Hiring is a science and an art if you approach the process properly. Here are 9 common mistakes made by large and small companies, and how you can avoid them.
JOB DESCRIPTIONS: Poorly written job descriptions will yield poor results. “Poorly written” could be defined as grammatical errors and misspellings, but I am referring to generic job descriptions or unspecific, misleading job descriptions. Investing time in the writing of accurate, unique job descriptions will help job-seekers determine if they are a job fit for the position.
INTERVIEW TEAM: Depending on your industry, the interview process will vary. Just remember: if the team of employees interviewing the candidates are not on the same page, the candidate will know, and you could lose the right candidate. Take time to prepare for the interviewing process as a team. This will keep everyone on the same page and ensure that necessary topics are discussed.

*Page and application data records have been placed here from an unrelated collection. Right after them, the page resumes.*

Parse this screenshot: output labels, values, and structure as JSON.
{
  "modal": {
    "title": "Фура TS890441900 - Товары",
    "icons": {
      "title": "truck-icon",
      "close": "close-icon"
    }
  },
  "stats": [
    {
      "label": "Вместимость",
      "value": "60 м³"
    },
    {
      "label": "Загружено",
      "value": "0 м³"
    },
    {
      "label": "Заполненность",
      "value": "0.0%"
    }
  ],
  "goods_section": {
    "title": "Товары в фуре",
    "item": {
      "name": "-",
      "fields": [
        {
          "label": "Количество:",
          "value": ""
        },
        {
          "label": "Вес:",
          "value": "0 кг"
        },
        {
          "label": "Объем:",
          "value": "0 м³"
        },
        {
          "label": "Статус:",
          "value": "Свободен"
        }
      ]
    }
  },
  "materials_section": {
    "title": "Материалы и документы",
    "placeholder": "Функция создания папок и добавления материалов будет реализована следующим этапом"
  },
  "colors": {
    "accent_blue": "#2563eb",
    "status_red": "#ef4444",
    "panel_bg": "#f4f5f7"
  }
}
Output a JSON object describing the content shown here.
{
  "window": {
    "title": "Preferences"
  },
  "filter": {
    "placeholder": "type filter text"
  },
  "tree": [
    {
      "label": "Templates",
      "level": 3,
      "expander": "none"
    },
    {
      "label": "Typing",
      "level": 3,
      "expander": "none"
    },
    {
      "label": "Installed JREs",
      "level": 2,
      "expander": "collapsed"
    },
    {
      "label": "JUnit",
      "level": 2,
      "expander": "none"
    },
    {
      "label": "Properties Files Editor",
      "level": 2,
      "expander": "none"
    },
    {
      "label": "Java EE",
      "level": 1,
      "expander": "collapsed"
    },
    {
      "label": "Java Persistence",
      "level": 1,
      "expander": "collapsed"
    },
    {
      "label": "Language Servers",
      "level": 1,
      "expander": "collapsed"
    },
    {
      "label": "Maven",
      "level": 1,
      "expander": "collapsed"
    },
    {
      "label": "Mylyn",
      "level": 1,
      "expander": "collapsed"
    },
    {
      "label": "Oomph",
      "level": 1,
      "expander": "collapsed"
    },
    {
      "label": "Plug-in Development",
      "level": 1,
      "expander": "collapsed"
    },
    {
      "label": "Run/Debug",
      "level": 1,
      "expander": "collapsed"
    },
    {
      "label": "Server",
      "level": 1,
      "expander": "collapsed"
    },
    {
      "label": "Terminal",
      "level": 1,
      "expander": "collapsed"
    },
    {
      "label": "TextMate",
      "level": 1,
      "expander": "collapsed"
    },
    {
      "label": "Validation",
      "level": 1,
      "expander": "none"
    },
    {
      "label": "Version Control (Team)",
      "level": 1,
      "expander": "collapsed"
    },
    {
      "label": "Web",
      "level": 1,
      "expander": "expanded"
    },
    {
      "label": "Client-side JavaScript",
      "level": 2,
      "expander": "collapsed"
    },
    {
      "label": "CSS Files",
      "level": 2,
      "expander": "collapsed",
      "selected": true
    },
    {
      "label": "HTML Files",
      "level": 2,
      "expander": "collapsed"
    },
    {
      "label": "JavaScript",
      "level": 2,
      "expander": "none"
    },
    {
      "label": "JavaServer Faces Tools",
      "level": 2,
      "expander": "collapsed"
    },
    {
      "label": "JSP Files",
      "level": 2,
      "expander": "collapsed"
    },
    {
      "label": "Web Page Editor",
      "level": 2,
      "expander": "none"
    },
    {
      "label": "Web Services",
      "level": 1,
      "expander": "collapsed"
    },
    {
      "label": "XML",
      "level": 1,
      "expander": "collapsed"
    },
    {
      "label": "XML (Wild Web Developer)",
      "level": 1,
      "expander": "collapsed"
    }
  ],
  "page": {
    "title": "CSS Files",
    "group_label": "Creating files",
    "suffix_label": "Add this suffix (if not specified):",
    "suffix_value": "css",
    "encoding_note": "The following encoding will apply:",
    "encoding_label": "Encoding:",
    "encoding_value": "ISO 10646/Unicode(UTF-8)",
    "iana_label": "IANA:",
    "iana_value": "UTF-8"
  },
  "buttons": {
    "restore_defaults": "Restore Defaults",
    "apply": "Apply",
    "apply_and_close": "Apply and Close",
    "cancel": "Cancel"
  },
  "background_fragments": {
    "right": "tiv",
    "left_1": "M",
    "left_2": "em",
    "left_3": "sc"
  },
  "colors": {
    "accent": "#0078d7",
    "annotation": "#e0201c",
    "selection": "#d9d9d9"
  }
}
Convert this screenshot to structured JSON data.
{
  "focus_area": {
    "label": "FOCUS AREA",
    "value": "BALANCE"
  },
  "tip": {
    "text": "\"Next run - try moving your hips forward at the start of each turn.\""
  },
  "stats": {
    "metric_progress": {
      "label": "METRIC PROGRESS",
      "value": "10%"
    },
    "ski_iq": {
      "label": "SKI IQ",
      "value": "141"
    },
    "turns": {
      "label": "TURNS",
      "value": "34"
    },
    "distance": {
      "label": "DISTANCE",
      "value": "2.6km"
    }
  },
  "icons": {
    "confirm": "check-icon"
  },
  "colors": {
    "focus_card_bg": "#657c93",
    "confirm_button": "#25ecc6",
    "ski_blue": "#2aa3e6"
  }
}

BAD BEHAVIOR: The interviewer must be on best behavior. The candidate’s time is important too. Don’t expect a highly qualified professional to wait an exorbitant amount of time for you–especially if they arrive early. The interviewer should be conscious not to: speak poorly of the company or other employees; take personal or professional calls during the interview; or multi-task in any fashion while conducting the interview. It is also important to dress appropriately for the interview and please, for the love of Human Resources, don’t eat lunch while interviewing potential employees.
FOLLOWING UP: It’s simple. If you are not following up with candidates, you are getting a bad reputation in the world of job-seekers. Applicant Tracking Systems like HireCentric make it easy to send a customized email to applicants that thanks them for their interest and lets them know if the position is a good fit for them.
RESPECT: Another simple thing that can easily be forgotten by interviewers is to respect others. Repeating the same questions can be monotonous, a particular trait of the candidate could be one of your personal pet peeves, or perhaps you just have stress in your personal–none of that gives you the right to look down on candidates. Don’t treat candidates poorly. You will likely be interviewing some time again in your professional life, so remember the Golden Rule.
COMMUNICATION: During the pre-employment screening process, you may find yourself engaged in conversations via phone, email, or face-to-face. Use these opportunities to assess the candidate’s communication skills. You will likely discover how this person would fit your company culture–before the final hiring stage. Ignoring communication skills, or lack thereof, can be detrimental to your current work environment.
IGNORING WARNING SIGNS: Similar to ignoring queues on communication skills, ignoring a candidate’s negative tone or personality traits can ruin your work environment. During the prescreening process, you should take notes on personality traits that will enhance or spoil your current environment. A candidate with less education and experience may be a better fit than an experienced “Mr. Negativity”. Job-shadowing in the final stage can also help to ensure that you hire the right person.
REFERENCES: Not checking references may be a time-saver today, but it could prove to be a costly mistake. Checking references will verify the dates of employment and daily tasks indicated by the candidate on their resume. Getting insight on work ethic, weaknesses, and attendance can also be helpful when making a final decision between a few, seemingly great, candidates. References that don’t say much versus a reference that raves over a past employee can be a tell-tale sign of who you want on your team.
SKILLS TESTING: Making good hiring decisions is all about having the best data. From cognitive and skills-based assessments to behavioral and interest-based evaluations, hiring managers can gather enough data to get a strong sense of an applicant before they even meet for an interview. Applicants fill out these assessments on their own, and the software automatically scores and evaluates the assessments, providing an in-depth picture of every candidate without adding any work on the shoulders of hiring staff. Assessments can be administered as part of the application process to serve as an early round of evaluation. This can help flag potential employees who may be a poor fit and identify “good fit” candidates based on criteria not typically gathered through a traditional application.